■ **ACTION ITEM**:
What number of lines in the records below hold the word "JSON"? Give that number alone.

__________

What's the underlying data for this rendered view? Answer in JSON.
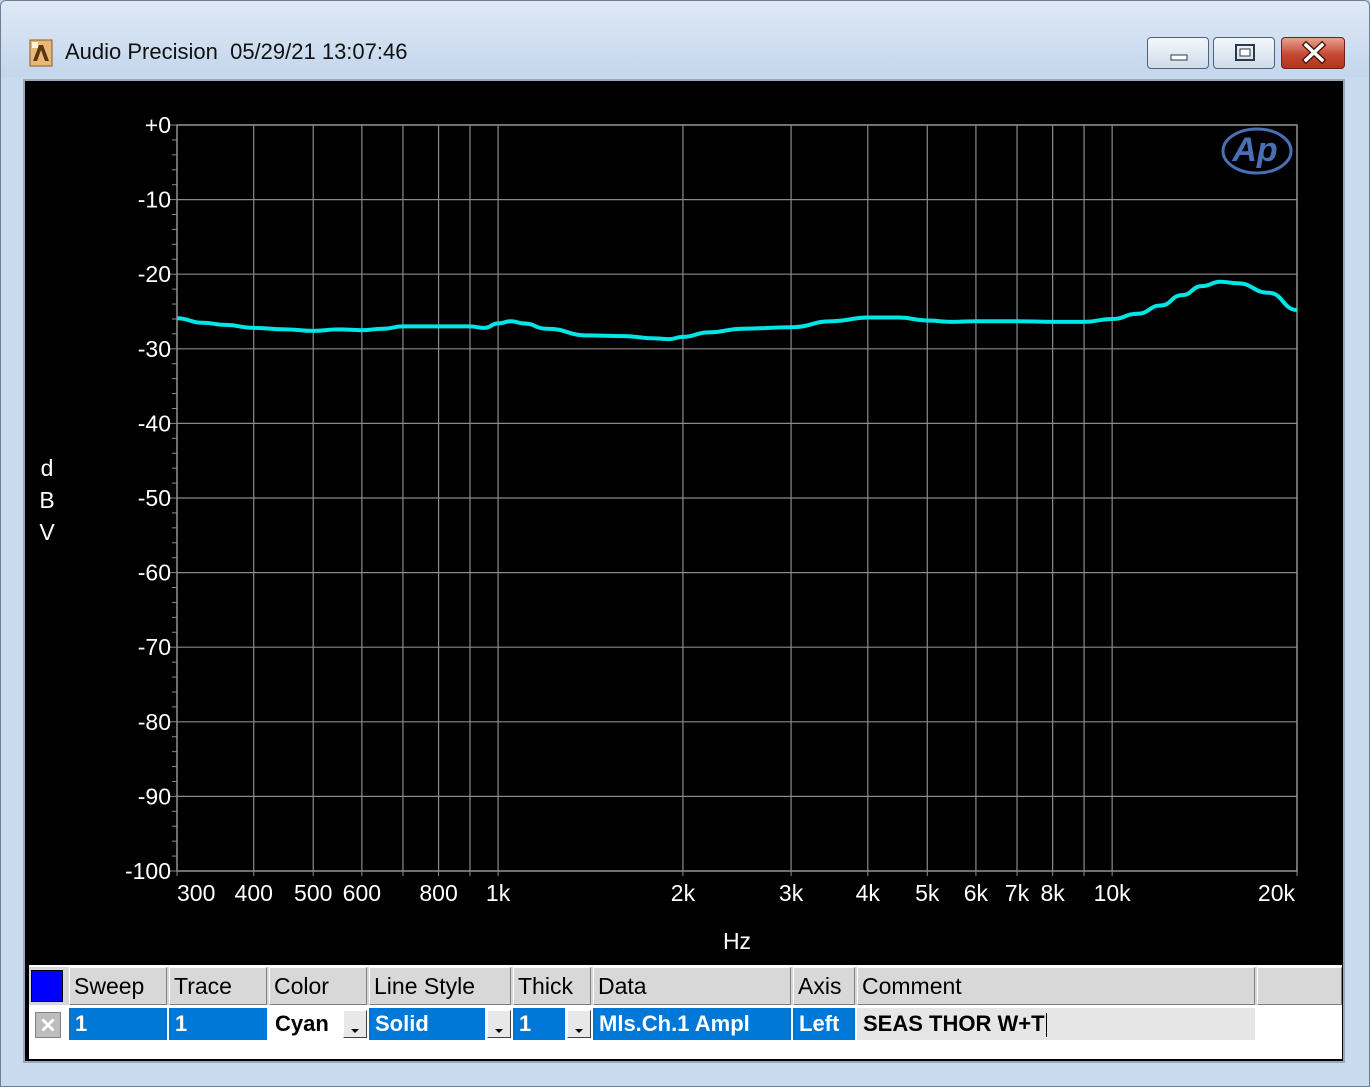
{
  "window": {
    "title": "Audio Precision  05/29/21 13:07:46",
    "icon": "audio-precision-app-icon",
    "controls": [
      "minimize-icon",
      "maximize-icon",
      "close-icon"
    ]
  },
  "colors": {
    "trace": "#00e5e5",
    "grid": "#8a8a8a",
    "background": "#000000",
    "text": "#ffffff",
    "logo": "#4a6fb5"
  },
  "chart_data": {
    "type": "line",
    "title": "",
    "xlabel": "Hz",
    "ylabel": "dBV",
    "xscale": "log",
    "xlim": [
      300,
      20000
    ],
    "ylim": [
      -100,
      0
    ],
    "grid": true,
    "logo": "Ap",
    "x_tick_labels": [
      {
        "value": 300,
        "label": "300"
      },
      {
        "value": 400,
        "label": "400"
      },
      {
        "value": 500,
        "label": "500"
      },
      {
        "value": 600,
        "label": "600"
      },
      {
        "value": 800,
        "label": "800"
      },
      {
        "value": 1000,
        "label": "1k"
      },
      {
        "value": 2000,
        "label": "2k"
      },
      {
        "value": 3000,
        "label": "3k"
      },
      {
        "value": 4000,
        "label": "4k"
      },
      {
        "value": 5000,
        "label": "5k"
      },
      {
        "value": 6000,
        "label": "6k"
      },
      {
        "value": 7000,
        "label": "7k"
      },
      {
        "value": 8000,
        "label": "8k"
      },
      {
        "value": 10000,
        "label": "10k"
      },
      {
        "value": 20000,
        "label": "20k"
      }
    ],
    "x_grid": [
      300,
      400,
      500,
      600,
      700,
      800,
      900,
      1000,
      2000,
      3000,
      4000,
      5000,
      6000,
      7000,
      8000,
      9000,
      10000,
      20000
    ],
    "y_tick_labels": [
      {
        "value": 0,
        "label": "+0"
      },
      {
        "value": -10,
        "label": "-10"
      },
      {
        "value": -20,
        "label": "-20"
      },
      {
        "value": -30,
        "label": "-30"
      },
      {
        "value": -40,
        "label": "-40"
      },
      {
        "value": -50,
        "label": "-50"
      },
      {
        "value": -60,
        "label": "-60"
      },
      {
        "value": -70,
        "label": "-70"
      },
      {
        "value": -80,
        "label": "-80"
      },
      {
        "value": -90,
        "label": "-90"
      },
      {
        "value": -100,
        "label": "-100"
      }
    ],
    "series": [
      {
        "name": "1",
        "x": [
          300,
          330,
          360,
          400,
          450,
          500,
          550,
          600,
          650,
          700,
          800,
          900,
          950,
          1000,
          1050,
          1100,
          1200,
          1400,
          1600,
          1800,
          1900,
          2000,
          2200,
          2500,
          3000,
          3500,
          4000,
          4500,
          5000,
          5500,
          6000,
          7000,
          8000,
          9000,
          10000,
          11000,
          12000,
          13000,
          14000,
          15000,
          16000,
          18000,
          20000
        ],
        "y": [
          -25.9,
          -26.5,
          -26.8,
          -27.2,
          -27.4,
          -27.6,
          -27.4,
          -27.5,
          -27.3,
          -27.0,
          -27.0,
          -27.0,
          -27.2,
          -26.6,
          -26.3,
          -26.6,
          -27.3,
          -28.2,
          -28.3,
          -28.6,
          -28.7,
          -28.4,
          -27.8,
          -27.3,
          -27.1,
          -26.3,
          -25.8,
          -25.8,
          -26.2,
          -26.4,
          -26.3,
          -26.3,
          -26.4,
          -26.4,
          -26.0,
          -25.3,
          -24.2,
          -22.8,
          -21.6,
          -21.0,
          -21.2,
          -22.5,
          -24.8
        ]
      }
    ]
  },
  "legend": {
    "selected_color": "#0000ff",
    "headers": [
      "Sweep",
      "Trace",
      "Color",
      "Line Style",
      "Thick",
      "Data",
      "Axis",
      "Comment"
    ],
    "row": {
      "enabled_icon": "checkbox-x-icon",
      "sweep": "1",
      "trace": "1",
      "color": "Cyan",
      "line_style": "Solid",
      "thick": "1",
      "data": "Mls.Ch.1 Ampl",
      "axis": "Left",
      "comment": "SEAS THOR W+T"
    }
  }
}
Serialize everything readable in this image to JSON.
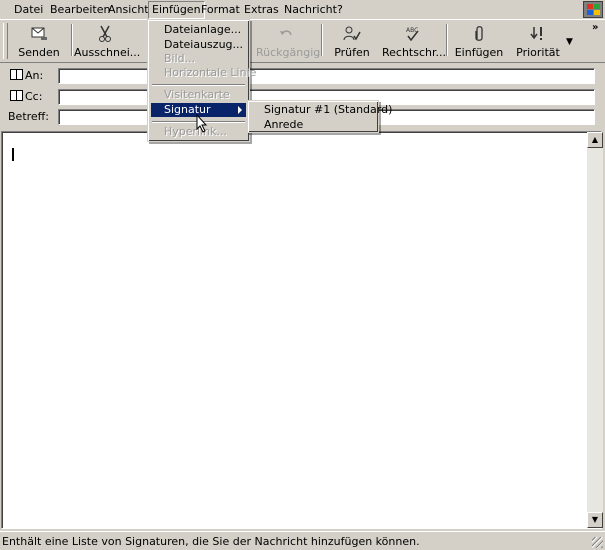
{
  "menubar": {
    "items": [
      "Datei",
      "Bearbeiten",
      "Ansicht",
      "Einfügen",
      "Format",
      "Extras",
      "Nachricht",
      "?"
    ],
    "active": "Einfügen"
  },
  "toolbar": {
    "send": "Senden",
    "cut": "Ausschnei...",
    "undo": "Rückgängig",
    "check": "Prüfen",
    "spelling": "Rechtschr...",
    "attach": "Einfügen",
    "priority": "Priorität"
  },
  "fields": {
    "to_label": "An:",
    "cc_label": "Cc:",
    "subject_label": "Betreff:",
    "to_value": "",
    "cc_value": "",
    "subject_value": ""
  },
  "insert_menu": {
    "items": [
      {
        "label": "Dateianlage...",
        "disabled": false
      },
      {
        "label": "Dateiauszug...",
        "disabled": false
      },
      {
        "label": "Bild...",
        "disabled": true
      },
      {
        "label": "Horizontale Linie",
        "disabled": true
      },
      {
        "label": "Visitenkarte",
        "disabled": true
      },
      {
        "label": "Signatur",
        "disabled": false,
        "highlighted": true,
        "submenu": true
      },
      {
        "label": "Hyperlink...",
        "disabled": true
      }
    ]
  },
  "signature_submenu": {
    "items": [
      "Signatur #1 (Standard)",
      "Anrede"
    ]
  },
  "statusbar": {
    "text": "Enthält eine Liste von Signaturen, die Sie der Nachricht hinzufügen können."
  },
  "colors": {
    "highlight": "#0a246a",
    "face": "#d4d0c8"
  }
}
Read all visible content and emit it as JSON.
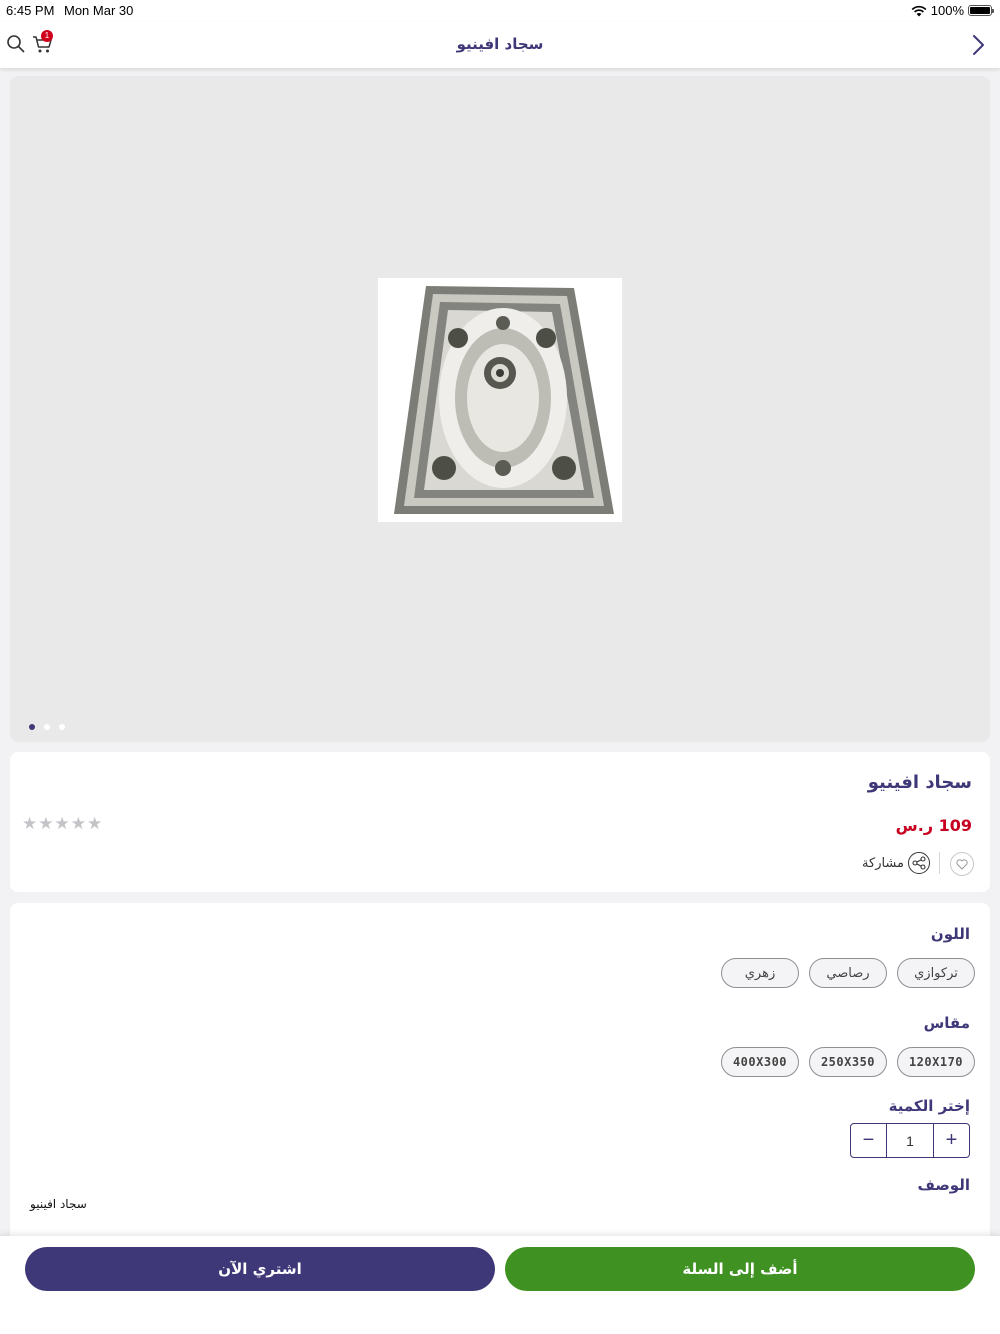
{
  "status_bar": {
    "time": "6:45 PM",
    "date": "Mon Mar 30",
    "battery": "100%",
    "battery_level": 1.0
  },
  "nav": {
    "title": "سجاد افينيو",
    "cart_count": "1"
  },
  "gallery": {
    "image_count": 3,
    "active_index": 0
  },
  "product": {
    "title": "سجاد افينيو",
    "price": "109 ر.س",
    "rating": 0,
    "share_label": "مشاركة"
  },
  "options": {
    "color_label": "اللون",
    "colors": [
      "تركوازي",
      "رصاصي",
      "زهري"
    ],
    "size_label": "مقاس",
    "sizes": [
      "120X170",
      "250X350",
      "400X300"
    ],
    "quantity_label": "إختر الكمية",
    "quantity": "1",
    "plus": "+",
    "minus": "−",
    "description_label": "الوصف",
    "description": "سجاد افينيو"
  },
  "actions": {
    "add_to_cart": "أضف إلى السلة",
    "buy_now": "اشتري الآن"
  },
  "colors": {
    "brand": "#3f3878",
    "price": "#c70021",
    "cart_button": "#3f9222",
    "badge": "#d0021b"
  }
}
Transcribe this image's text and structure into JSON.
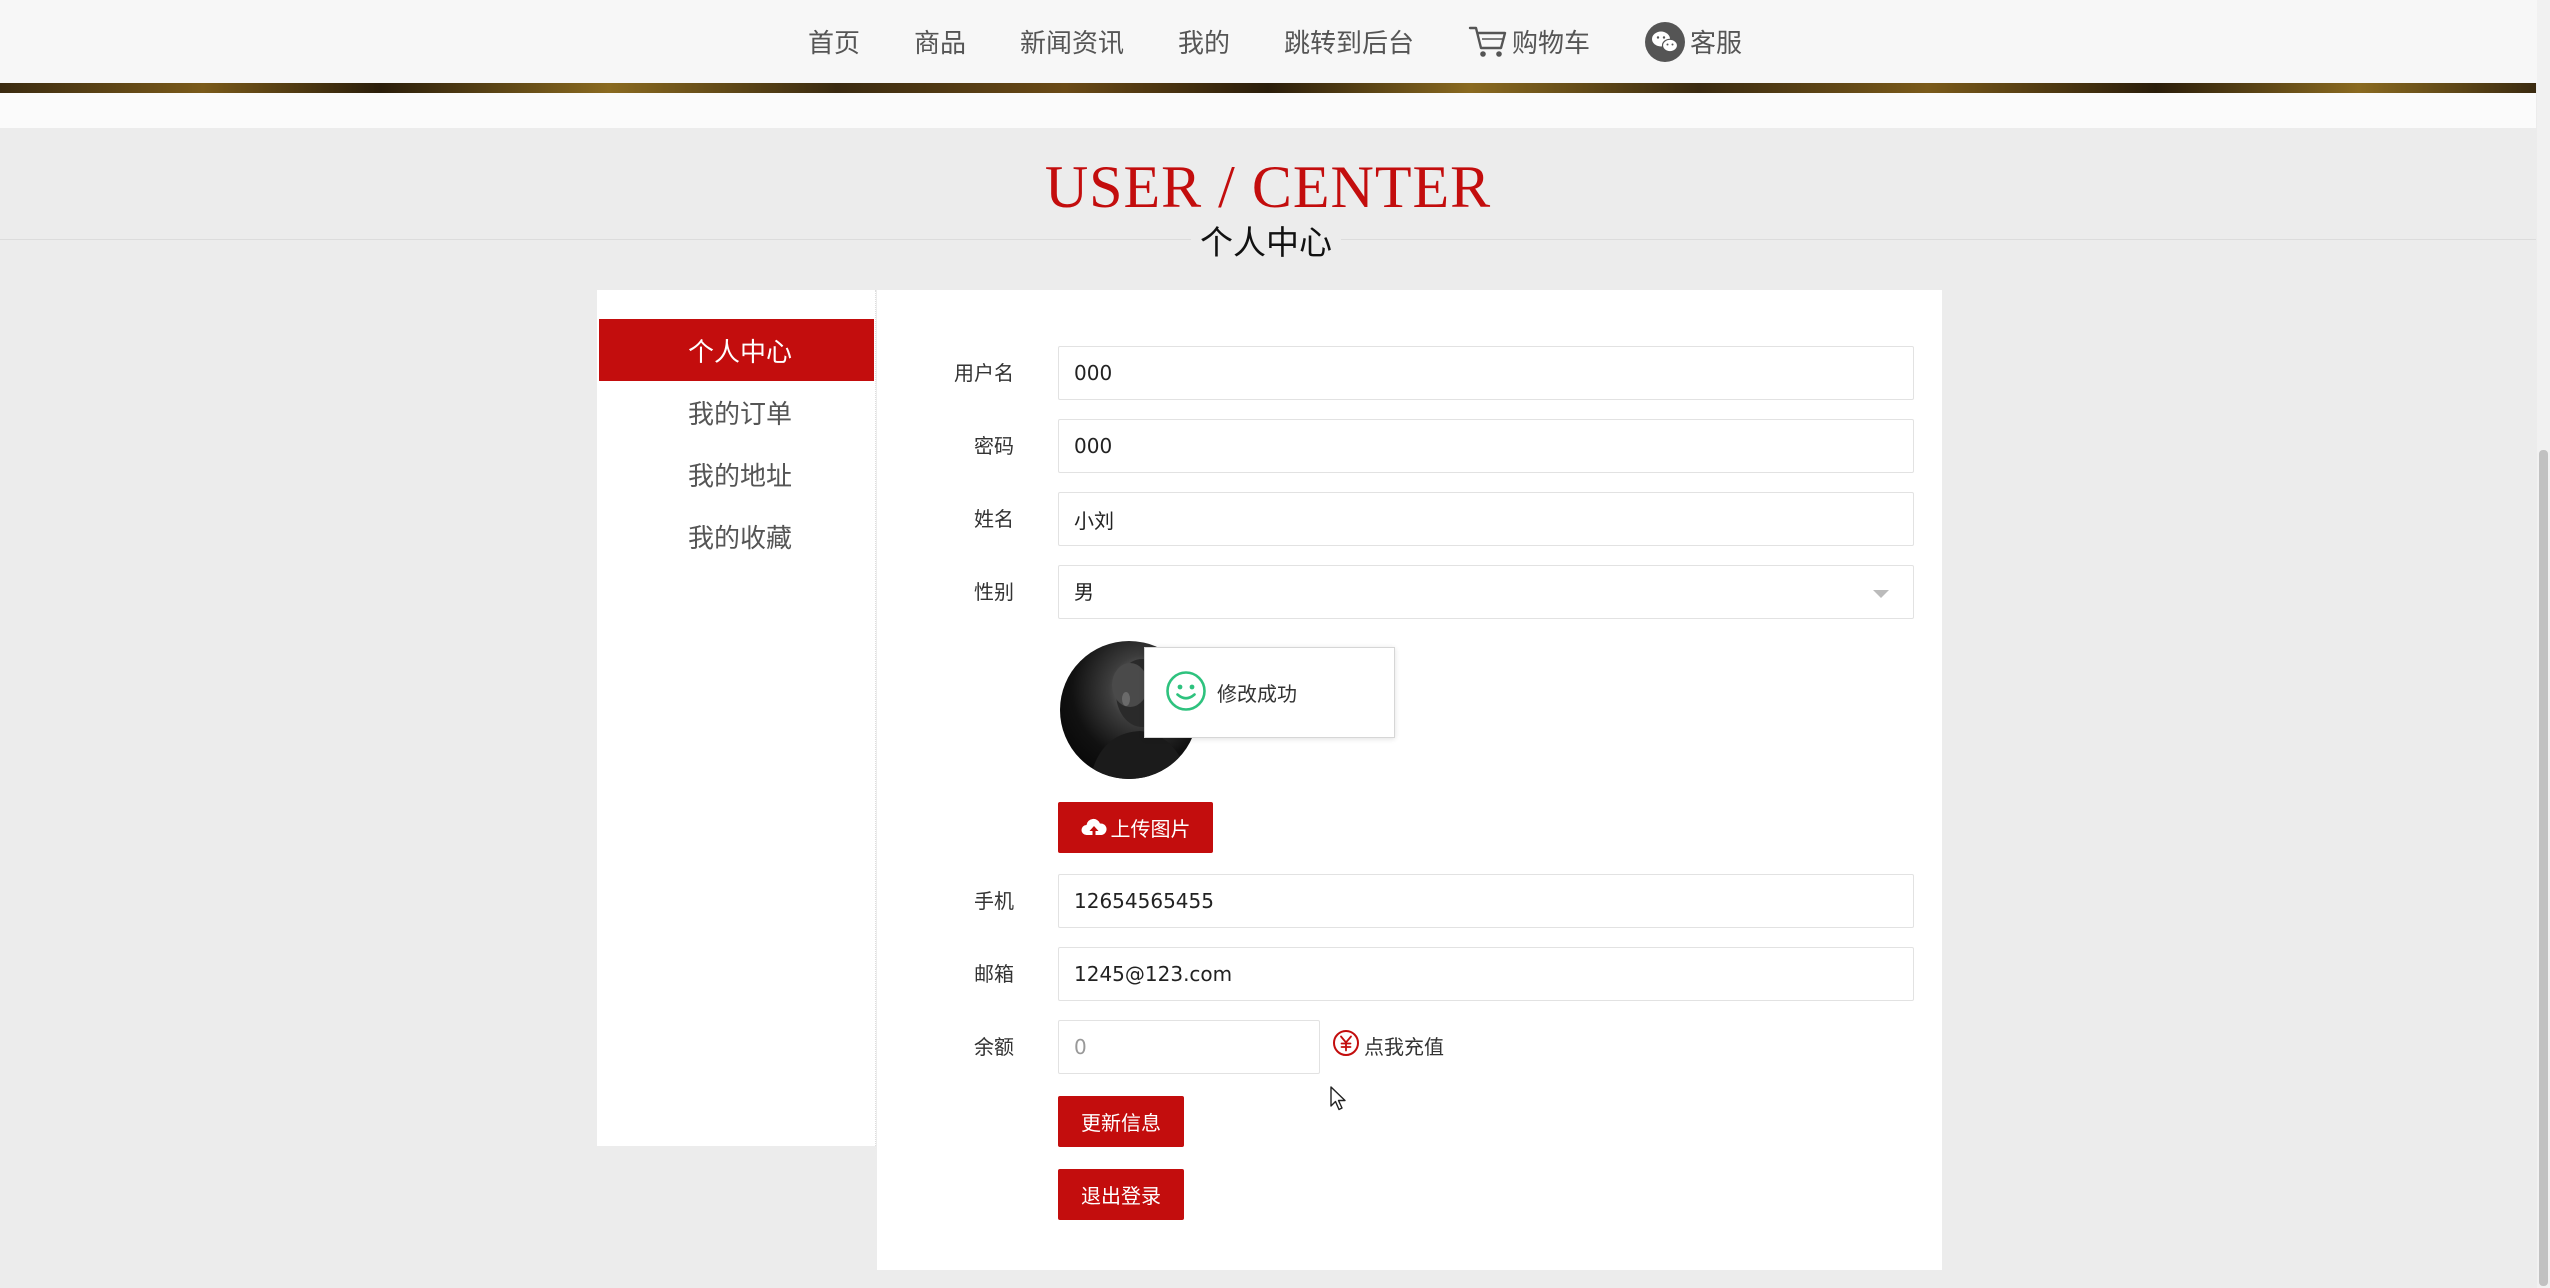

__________

■ **RESULT OF THE EXERCISE**:
4